Curiosity and confusion

What is curiosity?  How can it be stimulated and sustained?

Recently, I read again George Loewenstein's classic paper "The Psychology of Curiosity: A Review and Reinterpretation."  He quotes Edmund Burke, who I quote in greater length:


THE FIRST and the simplest emotion which we discover in the human mind, is Curiosity. By curiosity, I mean whatever desire we have for, or whatever pleasure we take in, novelty. We see children perpetually running from place to place, to hunt out something new: they catch with great eagerness, and with very little choice, at whatever comes before them; their attention is engaged by everything, because everything has, in that stage of life, the charm of novelty to recommend it. But as those things, which engage us merely by their novelty, cannot attach us for any length of time, curiosity is the most superficial of all the affections; it changes its object perpetually, it has an appetite which is very sharp, but very easily satisfied; and it has always an appearance of giddiness, restlessness, and anxiety. Curiosity, from its nature, is a very active principle; it quickly runs over the greatest part of its objects, and soon exhausts the variety which is commonly to be met with in nature; the same things make frequent returns, and they return with less and less of any agreeable effect. In short, the occurrences of life, by the time we come to know it a little, would be incapable of affecting the mind with any other sensations than those of loathing and weariness, if many things were not adapted to affect the mind by means of other powers besides novelty in them, and of other passions besides curiosity in ourselves. These powers and passions shall be considered in their place. But whatever these powers are, or upon what principle soever they affect the mind, it is absolutely necessary that they should not be exerted in those things which a daily and vulgar use have brought into a stale unaffecting familiarity. Some degree of novelty must be one of the materials in every instrument which works upon the mind; and curiosity blends itself more or less with all our passions.

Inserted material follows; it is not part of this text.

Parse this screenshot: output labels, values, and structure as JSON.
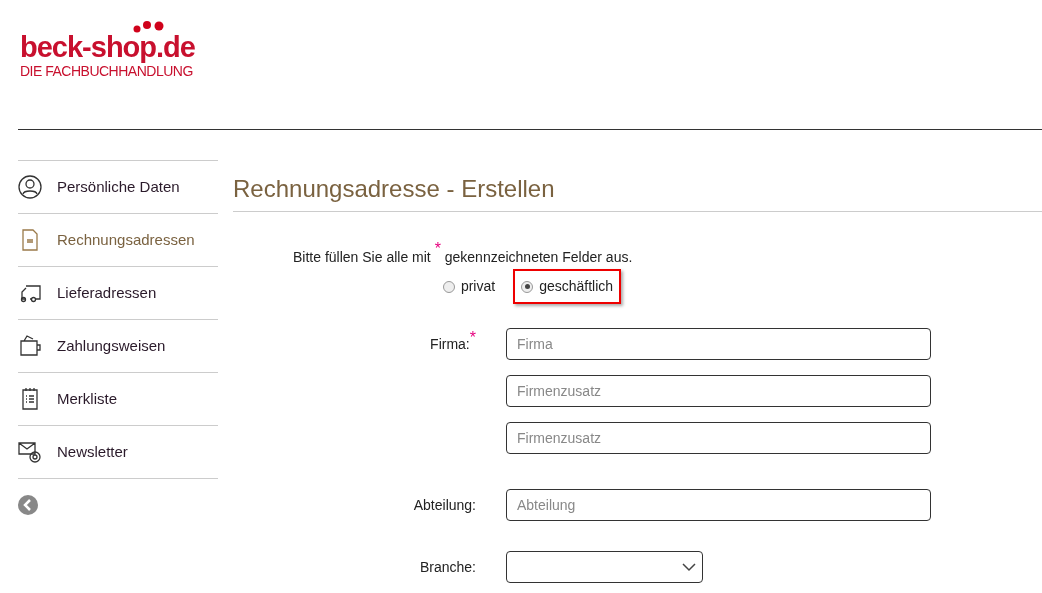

- Edmund Burke (1729–1797).  On the Sublime and Beautiful. The Harvard Classics.  1909–14.


For me, curiosity is a process by which I continuously attempt to drain a vast reservoir of confusion which at an equal rate fills with new questions and nagging thoughts.  But as I learn and try new things I find that the quality of the confusion improves.  I ask better questions.  I see new patterns.  I make new connections.  I am motivated by a sense of wonder.

Loewenstein is the Herbert A. Simon Professor of Economics and Psychology at CMU.  He is a behavioral economist working on a diverse set of problems, particularly in the area of intertemporal choice.  He is a very curious person.

Loewenstein's proposed theory of curiosity is based in part by his view that curiosity is a reference-point phenomenon.  Imagine if I think that you have a bit more information than I do about an area of mutual interest.  That bit of information may become something which in intensely motivating for me to find out because my dissatisfaction with my current state of knowledge depends on the discrepancy between my goal of knowing what you know and being aware of what I know.

Curiosity is stimulated in many ways, both voluntary and involuntary.  We read a story to the end to find out what happens.  But there must be something that inhibits our merely paging to the end of the book to find that the butler did it.  We read because the process of reading is rewarding - we enjoy the sustained joys of curiosity much as we savor a well-prepared meal.

There are practical applications of diving deeply into the cognitive science of curiosity.  How can software be created that will carry users through the first stages adoption?  Can a sense of curiosity be created that will overcome the frustration of needing to learn its features and operations?  What of MOOCs that have dramatic drop-out rates - can a process be created that encourages students to remain through the entire course?  What of virtual reality experiences, particularly for educating prospective customers about real products - how can the sales experience draw people in and encourage exploration and adoption?